On an educational front, ARISE has hosted two major speaking events focused on careers in humanitarian work and climate refugees, respectively. On October 20th, ARISE collaborated with Amnesty International BU to host a guest lecture by Samer Saliba, the Head of Practice of the Mayor’s Migration Council. Saliba, who is a Boston University alumnus, discussed ethical, sustainable, and tangible ways students can contribute to ongoing humanitarian efforts affecting displaced peoples,

Samer Saliba event. Photo courtesy of Sarah Benhalima.

a message that embodied much of ARISE’s core mission. Less than a month later on November 17th, ARISE held a joint panel with notable Earth Science scholars, including Boston University Assistant Professor of Earth & Environment Andrew Bell, Oregon State University Associate Professor of Natural Hazards David Wrathall, and Boston University PhD student Naeem Salarzai. The event discussed a wide variety of contemporary issues affecting climate refugees, including sustainable irrigation techniques, achieving water equity, and the threat of rising sea levels.

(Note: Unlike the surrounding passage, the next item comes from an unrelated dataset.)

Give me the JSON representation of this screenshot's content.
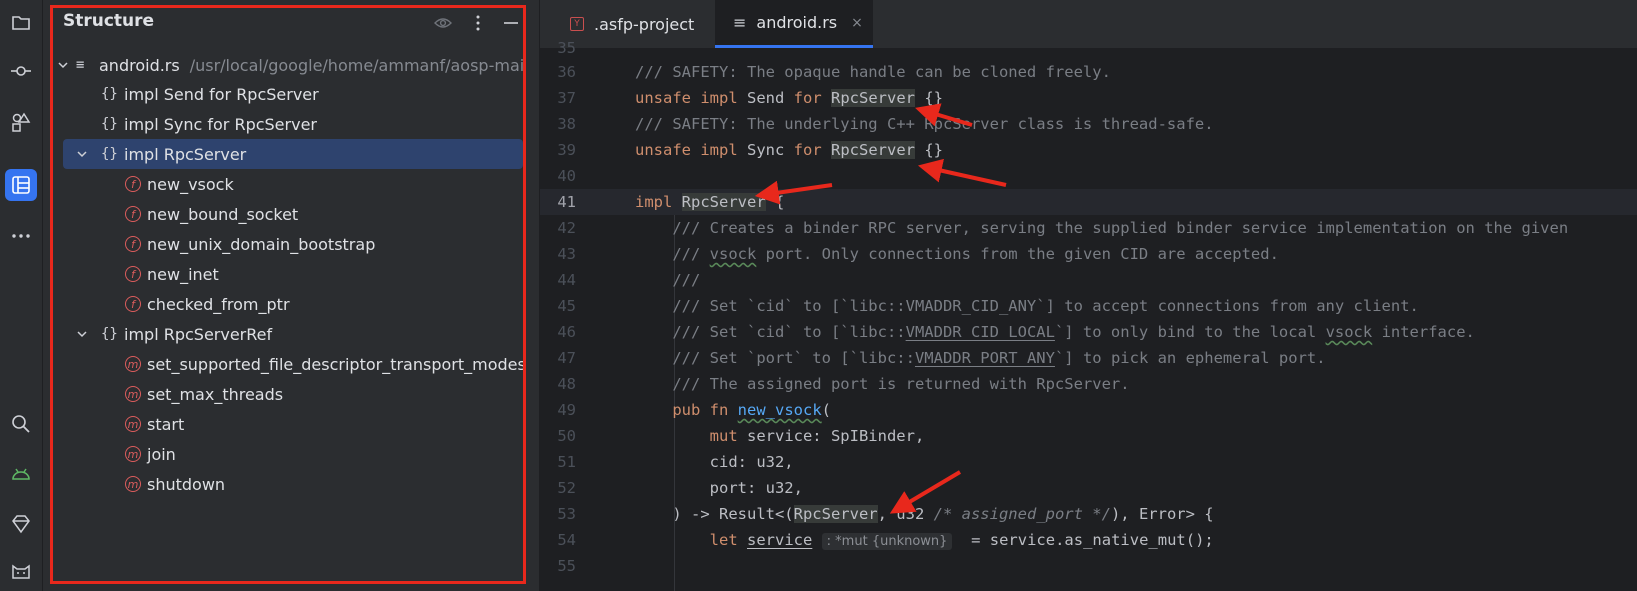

The organization’s work has also extended past the classroom. Throughout October and November, ARISE collaborated with multiple local community service organizations to address food insecurity, which, according to Ahmed, is a condition “disproportionately experienced by people affected by displacement.” On every other Wednesday, volunteers spent their afternoons packaging and distributing food to families in need in the Fenway community with Fenway Cares, which is a collective of six Fenway-based organizations working together to support the Fenway community. ARISE Executive Board members Samaa Rasheed and Sarah Benhalima also volunteered with Allston-Brighton Food Pantry, a local food distribution center that hosts community suppers and creates food baskets.

Their work has even impacted macro-political events, most notably the Martha’s Vineyard migrant resettlement. ARISE’s faculty advisor, Professor of English and Women’s, Gender, & Sexuality Studies and Director of Kilachand Honors College Carrie Preston, connected students with Jewish Family Services of Metrowest in Framingham to help resettle migrants in Brookline. “Many of the migrants are not allowed to work or have ambiguous work status at this time,” said Ahmed, “and [JFS] were looking for young people to help them socialize.” ARISE’s volunteer work continues to expand, with planned collaboration with larger institutional organizations including the Refugee and Immigrant Assistance Center and the Mayor’s Office for Immigrant Advancement.

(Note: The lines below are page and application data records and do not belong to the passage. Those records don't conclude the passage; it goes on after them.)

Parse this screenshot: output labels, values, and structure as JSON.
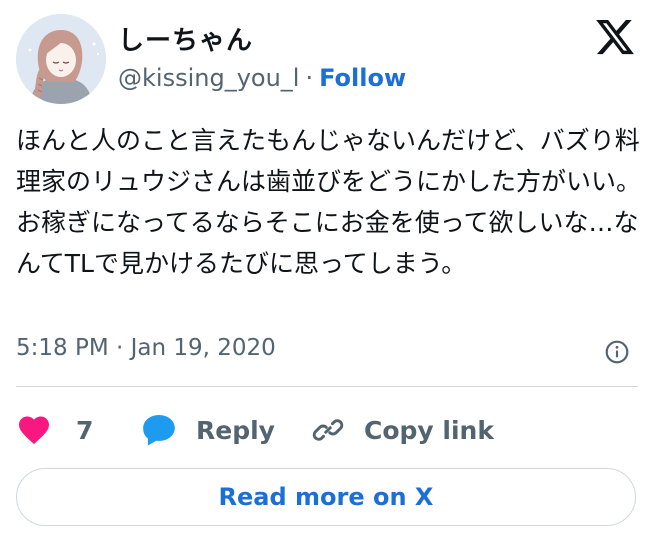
{
  "author": {
    "display_name": "しーちゃん",
    "handle": "@kissing_you_l",
    "separator": "·",
    "follow_label": "Follow",
    "avatar_icon": "avatar-illustration-icon"
  },
  "brand": {
    "logo_icon": "x-logo-icon",
    "color": "#0f1419"
  },
  "tweet": {
    "text": "ほんと人のこと言えたもんじゃないんだけど、バズり料理家のリュウジさんは歯並びをどうにかした方がいい。\nお稼ぎになってるならそこにお金を使って欲しいな…なんてTLで見かけるたびに思ってしまう。",
    "timestamp": "5:18 PM · Jan 19, 2020",
    "info_icon": "info-icon"
  },
  "actions": {
    "like": {
      "count": "7",
      "icon": "heart-icon",
      "color": "#f91880"
    },
    "reply": {
      "label": "Reply",
      "icon": "speech-bubble-icon",
      "color": "#1d9bf0"
    },
    "copy": {
      "label": "Copy link",
      "icon": "link-icon"
    }
  },
  "footer": {
    "read_more_label": "Read more on X"
  },
  "colors": {
    "accent": "#1d6fd8",
    "muted": "#536471",
    "border": "#cfd9de"
  }
}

In addition to direct service, ARISE has also fundraised throughout the month of November for Y2Y, a student-run overnight shelter located in Cambridge that employs a youth-to-youth model to provide a safe and affirming environment for young adults experiencing homelessness. “There’s always going to be a shortage of financing in humanitarian-related organizations,” said Ahmed, “and this is the place where money needs to be, not in big bank accounts.” As of the end of November, ARISE has fundraised over $700 through ethically-sourced chocolate chip cookie bake sales.

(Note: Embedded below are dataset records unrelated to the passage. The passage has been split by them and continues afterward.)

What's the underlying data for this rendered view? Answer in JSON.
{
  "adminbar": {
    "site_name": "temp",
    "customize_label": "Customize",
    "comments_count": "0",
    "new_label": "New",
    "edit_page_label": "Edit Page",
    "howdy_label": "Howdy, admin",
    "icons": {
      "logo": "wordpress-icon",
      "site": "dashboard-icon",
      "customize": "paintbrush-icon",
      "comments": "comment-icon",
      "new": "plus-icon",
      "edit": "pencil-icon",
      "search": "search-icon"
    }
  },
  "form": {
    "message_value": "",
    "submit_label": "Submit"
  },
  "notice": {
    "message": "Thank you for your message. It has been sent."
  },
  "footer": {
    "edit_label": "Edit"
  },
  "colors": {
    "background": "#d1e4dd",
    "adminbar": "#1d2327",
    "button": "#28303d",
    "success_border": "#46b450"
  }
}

General body meeting. Photo courtesy of Sarah Benhalima.

On a broader scale, ARISE hopes to push BU to be more proactive with empowering student organizations to contribute to broader community service in the city of Boston. As pointed out by Ahmed and Rasheed, whether it is homelessness, refugees, or asylum-seekers, Boston is not immune to these humanitarian crises, and Boston University needs to do a better job of supporting ambitious students wanting to give back. “Boston University should be doing more to connect student organizations on campus to larger city organizations,” said Rasheed, “student groups like ARISE are filled with motivated students seeking to make a difference, and with institutional support, there’s so much potential to create larger, more tangible change in the city we live in.”

ARISE has a number of exciting volunteer opportunities and educational initiatives open to all BU students planned in the coming months. If interested, sign up for their newsletter and follow their Instagram to stay up to date on the latest opportunities to get involved.